Directed by Martin Scorsese
I think this is the eleventh Martin Scorsese movie on the List, which seems...excessive. Personally, I'd take out Casino, Gangs of New York, Hugo, and this one.
Kundun is based on the life and writings of Tenzin Gyatso, the 14th Dalai Lama and the political leader of Tibet. The film depicts the life of the Dalai Lama from 1937 to 1959. The real Dalai Lama's grand-nephew plays the lead role.
So I guess it makes sense that somebody claiming to be the Dalai Lama doesn't make for the most relatable character. He is so distant that I felt very far removed from everything that happened. It seemed like such a spiritual story should feel more personal. I found myself watching the clock quite a bit.
I get the sense Scorsese had trouble connecting to the material as well. It really had some dull stretches, although the fact that he cast non actors did give it an authentic feel. Not the most exciting Scorsese film you'll come across, but I guess worth watching if you want to see him do something completely different.
The Dalai Lama and his family were portrayed by actual relatives of the Dalai Lama.
Filmed in Morocco.

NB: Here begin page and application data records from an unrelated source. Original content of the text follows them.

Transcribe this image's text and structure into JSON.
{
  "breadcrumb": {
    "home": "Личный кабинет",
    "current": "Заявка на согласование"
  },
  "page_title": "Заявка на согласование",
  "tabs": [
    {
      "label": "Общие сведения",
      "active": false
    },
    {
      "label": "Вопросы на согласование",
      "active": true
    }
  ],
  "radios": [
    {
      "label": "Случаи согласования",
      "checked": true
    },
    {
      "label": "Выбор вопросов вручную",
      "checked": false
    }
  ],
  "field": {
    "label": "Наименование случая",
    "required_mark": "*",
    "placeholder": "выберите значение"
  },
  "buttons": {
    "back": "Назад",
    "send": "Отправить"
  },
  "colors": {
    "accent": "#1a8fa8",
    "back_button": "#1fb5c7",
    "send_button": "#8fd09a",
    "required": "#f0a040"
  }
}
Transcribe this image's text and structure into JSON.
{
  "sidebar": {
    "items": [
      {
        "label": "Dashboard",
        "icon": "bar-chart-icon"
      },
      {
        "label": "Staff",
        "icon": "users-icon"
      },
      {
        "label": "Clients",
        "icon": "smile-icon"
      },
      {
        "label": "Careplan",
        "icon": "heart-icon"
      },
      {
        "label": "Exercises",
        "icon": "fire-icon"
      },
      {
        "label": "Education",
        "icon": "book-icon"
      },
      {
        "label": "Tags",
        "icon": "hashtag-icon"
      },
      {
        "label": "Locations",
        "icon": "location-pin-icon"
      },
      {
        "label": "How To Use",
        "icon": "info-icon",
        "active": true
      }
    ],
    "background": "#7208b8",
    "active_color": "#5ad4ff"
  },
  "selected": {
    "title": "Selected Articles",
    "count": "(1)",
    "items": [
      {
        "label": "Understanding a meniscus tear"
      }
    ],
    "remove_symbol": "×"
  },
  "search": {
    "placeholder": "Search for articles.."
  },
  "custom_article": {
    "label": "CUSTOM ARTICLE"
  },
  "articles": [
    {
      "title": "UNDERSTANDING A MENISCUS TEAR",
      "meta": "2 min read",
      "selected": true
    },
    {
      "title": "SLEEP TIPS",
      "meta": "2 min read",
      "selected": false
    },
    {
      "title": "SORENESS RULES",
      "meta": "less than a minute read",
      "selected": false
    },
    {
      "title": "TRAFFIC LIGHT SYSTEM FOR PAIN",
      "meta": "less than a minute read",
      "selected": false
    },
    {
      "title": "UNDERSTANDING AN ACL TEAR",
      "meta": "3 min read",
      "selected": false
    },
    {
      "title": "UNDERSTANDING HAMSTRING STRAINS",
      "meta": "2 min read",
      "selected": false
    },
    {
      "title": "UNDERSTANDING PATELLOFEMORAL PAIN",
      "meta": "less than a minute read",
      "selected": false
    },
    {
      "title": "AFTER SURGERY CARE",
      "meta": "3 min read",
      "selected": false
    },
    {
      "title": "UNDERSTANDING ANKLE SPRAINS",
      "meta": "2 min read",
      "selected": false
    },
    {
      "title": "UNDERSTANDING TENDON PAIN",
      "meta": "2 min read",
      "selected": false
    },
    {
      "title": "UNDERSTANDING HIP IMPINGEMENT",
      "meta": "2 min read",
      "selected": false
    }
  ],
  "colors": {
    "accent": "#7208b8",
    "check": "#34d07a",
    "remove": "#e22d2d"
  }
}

Scorsese, the writer Melissa Mathison, and her husband Harrison Ford are all banned from entering Tibet because of this movie.